5. The Soul of Skiing is Alive Here

If the homogenization of resort skiing has you down (ahem… McVail Resorts), indy ski areas.are the antidote. Skiing was once about travel —each place looking and feeling a little different, each with its own vibe and, usually run by an outsized personality everyone knows by first name. That’s still the case at these four Indy ski areas.

Lindsay DesLauriers and her brothers run Bolton Valley Resort in the same spirit that their father Ralph has: a family place with a heavy focus on adventure and fun. Adam DesLauriers, who spent years traveling with and filming is extreme skiing brothers Rob and Eric, has positioned Bolton as a backcountry mecca. Night skiing is alive and well with a corporate league that draws ex-Olympians and first-timers.

Magic Mountain has been revived under Geoff Hatheway as a close-knit community of hard-charging, low-key, love-to-party skiers and riders. It’s a place where the bands are good, the party is usually going on on the outer deck and the skiing and riding is great.
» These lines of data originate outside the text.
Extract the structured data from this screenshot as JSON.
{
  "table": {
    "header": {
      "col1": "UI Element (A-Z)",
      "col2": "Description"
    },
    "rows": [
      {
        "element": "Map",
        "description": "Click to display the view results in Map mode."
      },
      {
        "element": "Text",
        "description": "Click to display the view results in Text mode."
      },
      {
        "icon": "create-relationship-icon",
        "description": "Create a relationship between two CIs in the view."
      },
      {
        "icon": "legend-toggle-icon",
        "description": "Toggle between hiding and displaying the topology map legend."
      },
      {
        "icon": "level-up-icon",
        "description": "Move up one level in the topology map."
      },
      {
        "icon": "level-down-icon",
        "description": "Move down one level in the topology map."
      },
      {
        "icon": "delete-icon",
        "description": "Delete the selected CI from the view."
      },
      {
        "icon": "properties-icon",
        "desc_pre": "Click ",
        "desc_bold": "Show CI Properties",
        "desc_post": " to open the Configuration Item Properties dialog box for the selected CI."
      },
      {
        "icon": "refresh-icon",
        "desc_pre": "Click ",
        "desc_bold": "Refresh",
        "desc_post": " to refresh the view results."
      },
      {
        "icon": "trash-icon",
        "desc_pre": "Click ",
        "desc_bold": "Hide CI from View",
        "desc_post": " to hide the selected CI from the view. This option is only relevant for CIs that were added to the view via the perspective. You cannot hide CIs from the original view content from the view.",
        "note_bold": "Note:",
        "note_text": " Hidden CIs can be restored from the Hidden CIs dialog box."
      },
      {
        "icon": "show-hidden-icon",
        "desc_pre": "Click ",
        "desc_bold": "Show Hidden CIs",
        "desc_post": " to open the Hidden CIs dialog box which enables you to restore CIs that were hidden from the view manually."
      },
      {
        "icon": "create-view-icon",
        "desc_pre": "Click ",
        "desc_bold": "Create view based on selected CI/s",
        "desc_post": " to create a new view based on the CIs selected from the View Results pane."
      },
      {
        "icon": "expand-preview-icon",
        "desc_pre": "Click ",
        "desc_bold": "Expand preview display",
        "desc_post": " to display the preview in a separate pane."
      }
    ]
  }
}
Suicide Six has its own sense of fun and under manager Tim Reiter has changed its name from “ski area” to Suicide Six Recreation Area. Sliding of. all types is welcome here and the annual Abe-BERM-Ham fat bike race sums it up: a banked-berm downhill for fat bikes.

Jay Peak has built its brand around attitude and bucking trends. With Steve Wright steering the ship that is still in receivership, it’s held its course. It may feel like a winter sports Disneyland with the water park, Ice Haus hockey arena and killer skiing, deep snow and powdery glades, but Jay Peak is far from PG.

Of course, there are plenty of independent resorts that meet these five criteria that are not on the Indy Pass ranging from larger places like Smuggler’s Notch to the Middlebury College-owned Snow Bowl to our list of “The Best Little Ski Areas You’ve Never Skied.”

This is the year to try them.

Opening. photo: The view from the top of Jay Peak. Courtesy Jay Peak/Andrew Lanoue

Lisa Lynn

Editor of VT SKI + RIDE and Vermont Sports.